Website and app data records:
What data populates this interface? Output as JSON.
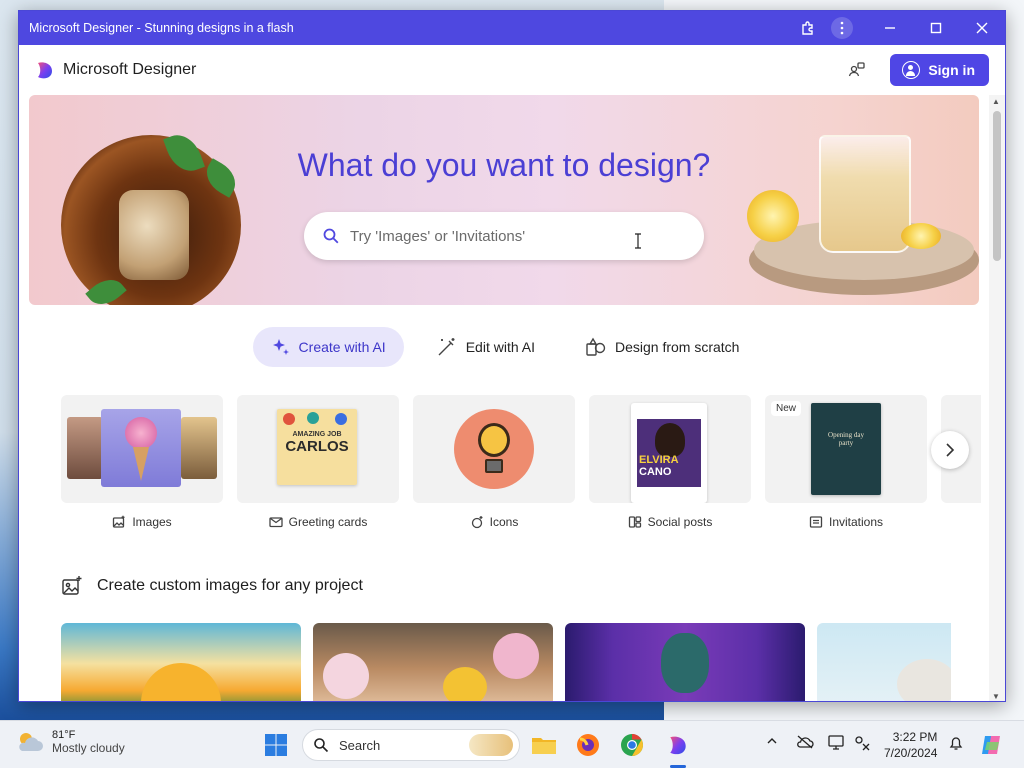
{
  "window": {
    "title": "Microsoft Designer - Stunning designs in a flash"
  },
  "appbar": {
    "brand": "Microsoft Designer",
    "signin_label": "Sign in"
  },
  "hero": {
    "heading": "What do you want to design?",
    "search_placeholder": "Try 'Images' or 'Invitations'"
  },
  "tabs": [
    {
      "label": "Create with AI",
      "icon": "sparkle-icon",
      "active": true
    },
    {
      "label": "Edit with AI",
      "icon": "magic-wand-icon",
      "active": false
    },
    {
      "label": "Design from scratch",
      "icon": "shapes-icon",
      "active": false
    }
  ],
  "categories": [
    {
      "label": "Images",
      "icon": "image-sparkle-icon"
    },
    {
      "label": "Greeting cards",
      "icon": "envelope-icon"
    },
    {
      "label": "Icons",
      "icon": "icon-sparkle-icon"
    },
    {
      "label": "Social posts",
      "icon": "social-post-icon"
    },
    {
      "label": "Invitations",
      "icon": "invitation-icon",
      "badge": "New"
    }
  ],
  "card_texts": {
    "greeting_line1": "AMAZING JOB",
    "greeting_line2": "CARLOS",
    "social_line1": "ELVIRA",
    "social_line2": "CANO",
    "invite_line1": "Opening day",
    "invite_line2": "party"
  },
  "section": {
    "title": "Create custom images for any project"
  },
  "taskbar": {
    "temperature": "81°F",
    "weather": "Mostly cloudy",
    "search_label": "Search",
    "time": "3:22 PM",
    "date": "7/20/2024"
  },
  "colors": {
    "accent": "#4f46e5",
    "titlebar": "#4e48e0",
    "hero_heading": "#4b3fd4"
  }
}
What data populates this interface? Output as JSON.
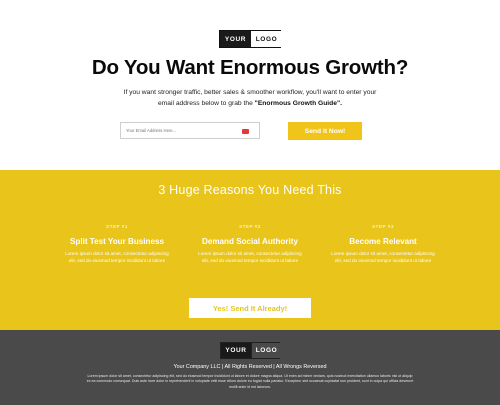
{
  "logo": {
    "left": "YOUR",
    "right": "LOGO"
  },
  "hero": {
    "headline": "Do You Want Enormous Growth?",
    "sub_line1": "If you want stronger traffic, better sales & smoother workflow, you'll want to enter your",
    "sub_line2_prefix": "email address below to grab the ",
    "sub_line2_bold": "\"Enormous Growth Guide\".",
    "email_placeholder": "Your Email Address Here...",
    "cta_label": "Send It Now!"
  },
  "reasons": {
    "heading": "3 Huge Reasons You Need This",
    "items": [
      {
        "step": "STEP #1",
        "title": "Split Test Your Business",
        "desc": "Lorem ipsum dolor sit amet, consectetur adipiscing elit, sed do eiusmod tempor incididunt ut labore"
      },
      {
        "step": "STEP #2",
        "title": "Demand Social Authority",
        "desc": "Lorem ipsum dolor sit amet, consectetur adipiscing elit, sed do eiusmod tempor incididunt ut labore"
      },
      {
        "step": "STEP #3",
        "title": "Become Relevant",
        "desc": "Lorem ipsum dolor sit amet, consectetur adipiscing elit, sed do eiusmod tempor incididunt ut labore"
      }
    ],
    "cta_label": "Yes! Send It Already!"
  },
  "footer": {
    "copyright": "Your Company LLC  |  All Rights Reserved  |  All Wrongs Reversed",
    "disclaimer": "Lorem ipsum dolor sit amet, consectetur adipiscing elit, sed do eiusmod tempor incididunt ut labore et dolore magna aliqua. Ut enim ad minim veniam, quis nostrud exercitation ullamco laboris nisi ut aliquip ex ea commodo consequat. Duis aute irure dolor in reprehenderit in voluptate velit esse cillum dolore eu fugiat nulla pariatur. Excepteur sint occaecat cupidatat non proident, sunt in culpa qui officia deserunt mollit anim id est laborum."
  },
  "colors": {
    "accent": "#e9c41a",
    "footer_bg": "#4a4a4a",
    "text_dark": "#111111"
  }
}
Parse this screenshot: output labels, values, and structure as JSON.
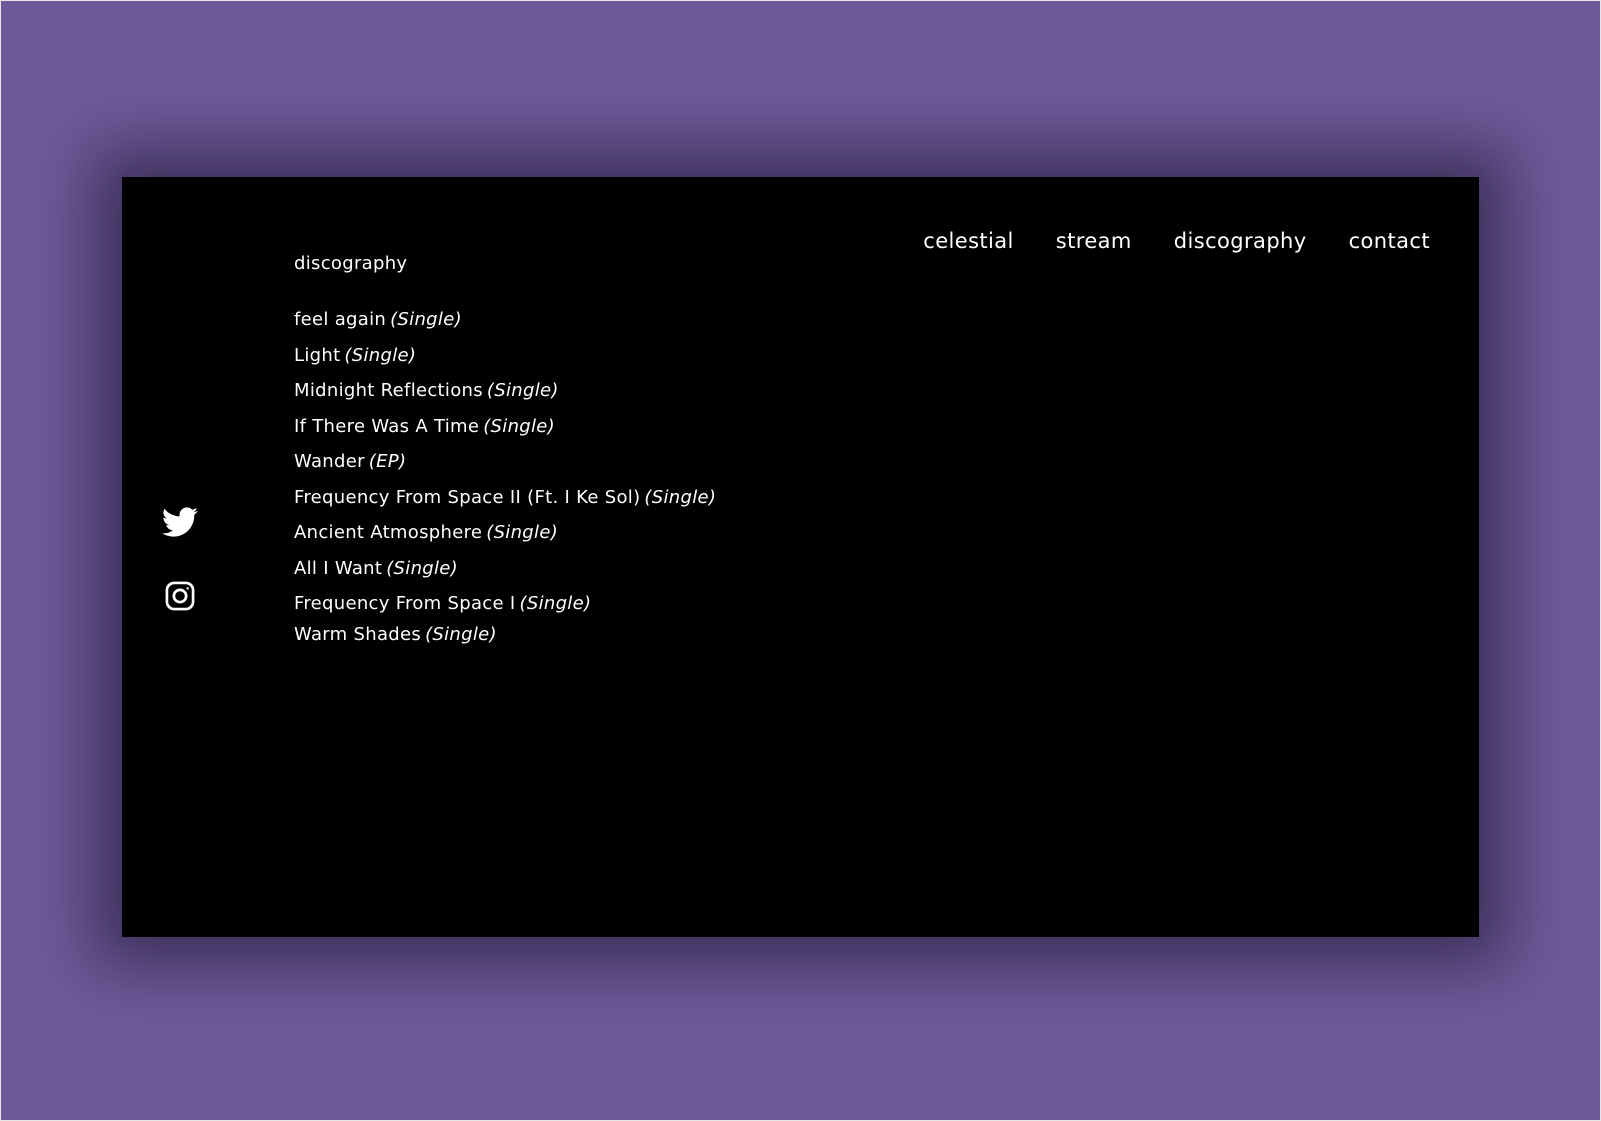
{
  "nav": {
    "items": [
      {
        "label": "celestial"
      },
      {
        "label": "stream"
      },
      {
        "label": "discography"
      },
      {
        "label": "contact"
      }
    ]
  },
  "page": {
    "title": "discography"
  },
  "releases": [
    {
      "title": "feel again",
      "type": "(Single)"
    },
    {
      "title": "Light",
      "type": "(Single)"
    },
    {
      "title": "Midnight Reflections",
      "type": "(Single)"
    },
    {
      "title": "If There Was A Time",
      "type": "(Single)"
    },
    {
      "title": "Wander",
      "type": "(EP)"
    },
    {
      "title": "Frequency From Space II (Ft. I Ke Sol)",
      "type": "(Single)"
    },
    {
      "title": "Ancient Atmosphere",
      "type": "(Single)"
    },
    {
      "title": "All I Want",
      "type": "(Single)"
    },
    {
      "title": "Frequency From Space I",
      "type": "(Single)"
    },
    {
      "title": "Warm Shades",
      "type": "(Single)"
    }
  ],
  "social": {
    "icons": [
      "twitter-icon",
      "instagram-icon"
    ]
  },
  "colors": {
    "backdrop": "#6e5a98",
    "panel": "#000000",
    "text": "#ffffff"
  }
}
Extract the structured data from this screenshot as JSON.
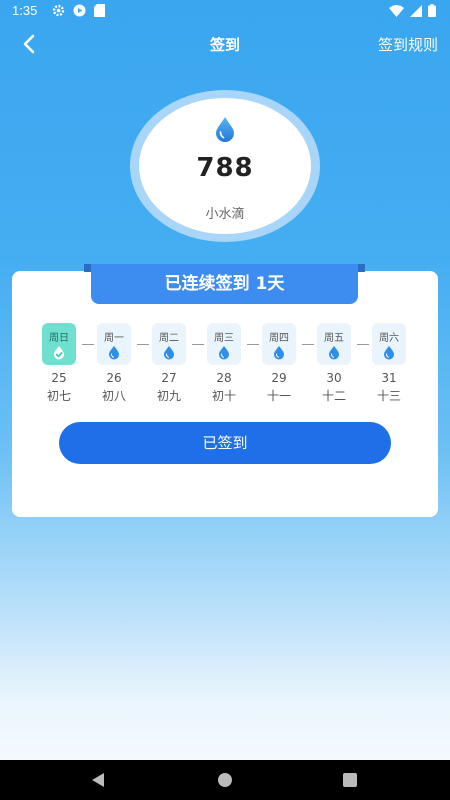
{
  "status_bar": {
    "time": "1:35",
    "left_icons": [
      "gear-icon",
      "play-icon",
      "sd-card-icon"
    ],
    "right_icons": [
      "wifi-icon",
      "signal-icon",
      "battery-icon"
    ]
  },
  "header": {
    "title": "签到",
    "rules_label": "签到规则"
  },
  "points": {
    "value": "788",
    "label": "小水滴"
  },
  "streak_banner": "已连续签到  1天",
  "days": [
    {
      "weekday": "周日",
      "date": "25",
      "lunar": "初七",
      "checked": true
    },
    {
      "weekday": "周一",
      "date": "26",
      "lunar": "初八",
      "checked": false
    },
    {
      "weekday": "周二",
      "date": "27",
      "lunar": "初九",
      "checked": false
    },
    {
      "weekday": "周三",
      "date": "28",
      "lunar": "初十",
      "checked": false
    },
    {
      "weekday": "周四",
      "date": "29",
      "lunar": "十一",
      "checked": false
    },
    {
      "weekday": "周五",
      "date": "30",
      "lunar": "十二",
      "checked": false
    },
    {
      "weekday": "周六",
      "date": "31",
      "lunar": "十三",
      "checked": false
    }
  ],
  "signin_button_label": "已签到",
  "colors": {
    "accent": "#3d8df0",
    "button": "#1f6fe8",
    "checked_day": "#6fe0cf",
    "drop": "#2f8fe6"
  }
}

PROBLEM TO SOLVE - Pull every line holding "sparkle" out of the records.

ANSWER AREA -
      "icon": "sparkle-icon",
      "icon": "image-sparkle-icon"
      "icon": "icon-sparkle-icon"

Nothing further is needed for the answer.